» INSTRUCTIONS TO FOLLOW:
From the records below, find each line with the string "title" and copy it.

» DATA RECORDS:

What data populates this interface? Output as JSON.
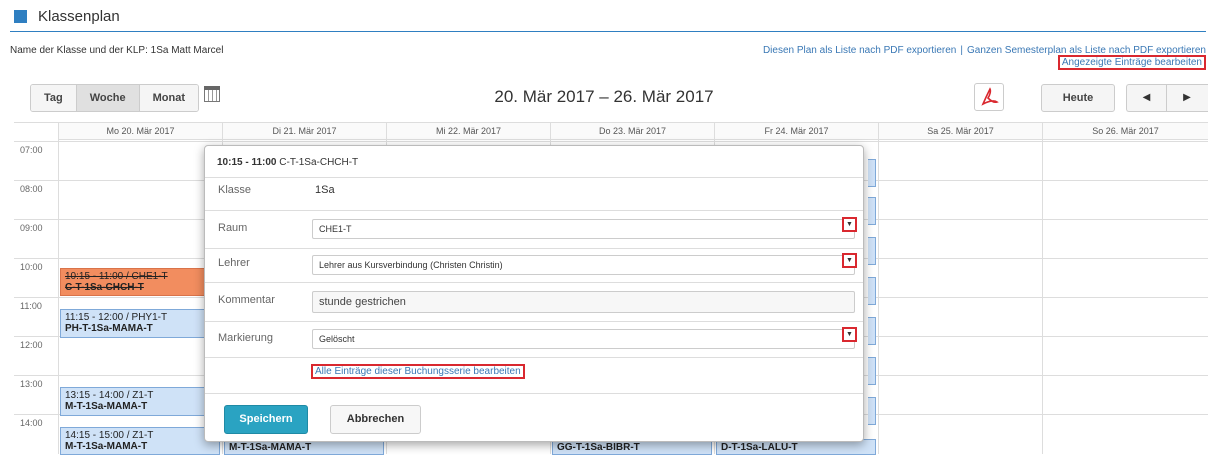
{
  "header": {
    "title": "Klassenplan",
    "klp_name": "Name der Klasse und der KLP: 1Sa Matt Marcel",
    "link_export_list": "Diesen Plan als Liste nach PDF exportieren",
    "link_separator": "|",
    "link_export_semester": "Ganzen Semesterplan als Liste nach PDF exportieren",
    "link_edit_entries": "Angezeigte Einträge bearbeiten"
  },
  "toolbar": {
    "view_day": "Tag",
    "view_week": "Woche",
    "view_month": "Monat",
    "active_view": "Woche",
    "date_range": "20. Mär 2017 – 26. Mär 2017",
    "today_label": "Heute",
    "prev_icon": "◀",
    "next_icon": "▶"
  },
  "calendar": {
    "days": [
      "Mo 20. Mär 2017",
      "Di 21. Mär 2017",
      "Mi 22. Mär 2017",
      "Do 23. Mär 2017",
      "Fr 24. Mär 2017",
      "Sa 25. Mär 2017",
      "So 26. Mär 2017"
    ],
    "hours": [
      "07:00",
      "08:00",
      "09:00",
      "10:00",
      "11:00",
      "12:00",
      "13:00",
      "14:00"
    ],
    "events": [
      {
        "time": "10:15 - 11:00 / CHE1-T",
        "title": "C-T-1Sa-CHCH-T",
        "status": "cancelled"
      },
      {
        "time": "11:15 - 12:00 / PHY1-T",
        "title": "PH-T-1Sa-MAMA-T",
        "status": "normal"
      },
      {
        "time": "13:15 - 14:00 / Z1-T",
        "title": "M-T-1Sa-MAMA-T",
        "status": "normal"
      },
      {
        "time": "14:15 - 15:00 / Z1-T",
        "title": "M-T-1Sa-MAMA-T",
        "status": "normal"
      },
      {
        "time": "",
        "title": "M-T-1Sa-MAMA-T",
        "status": "normal"
      },
      {
        "time": "",
        "title": "GG-T-1Sa-BIBR-T",
        "status": "normal"
      },
      {
        "time": "",
        "title": "D-T-1Sa-LALU-T",
        "status": "normal"
      }
    ]
  },
  "popup": {
    "time": "10:15 - 11:00",
    "title": "C-T-1Sa-CHCH-T",
    "klasse_label": "Klasse",
    "klasse_value": "1Sa",
    "raum_label": "Raum",
    "raum_value": "CHE1-T",
    "lehrer_label": "Lehrer",
    "lehrer_value": "Lehrer aus Kursverbindung (Christen Christin)",
    "kommentar_label": "Kommentar",
    "kommentar_value": "stunde gestrichen",
    "markierung_label": "Markierung",
    "markierung_value": "Gelöscht",
    "series_link": "Alle Einträge dieser Buchungsserie bearbeiten",
    "save_label": "Speichern",
    "cancel_label": "Abbrechen",
    "select_arrow": "▼"
  },
  "colors": {
    "accent": "#2f7fc1",
    "event_bg": "#cfe2f7",
    "cancelled_bg": "#f28d5f",
    "save_button": "#2aa3c2",
    "highlight_box": "#d9282f"
  }
}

» RESULT OF THE EXERCISE:
    "title": "Klassenplan",
        "title": "C-T-1Sa-CHCH-T",
        "title": "PH-T-1Sa-MAMA-T",
        "title": "M-T-1Sa-MAMA-T",
        "title": "M-T-1Sa-MAMA-T",
        "title": "M-T-1Sa-MAMA-T",
        "title": "GG-T-1Sa-BIBR-T",
        "title": "D-T-1Sa-LALU-T",
    "title": "C-T-1Sa-CHCH-T",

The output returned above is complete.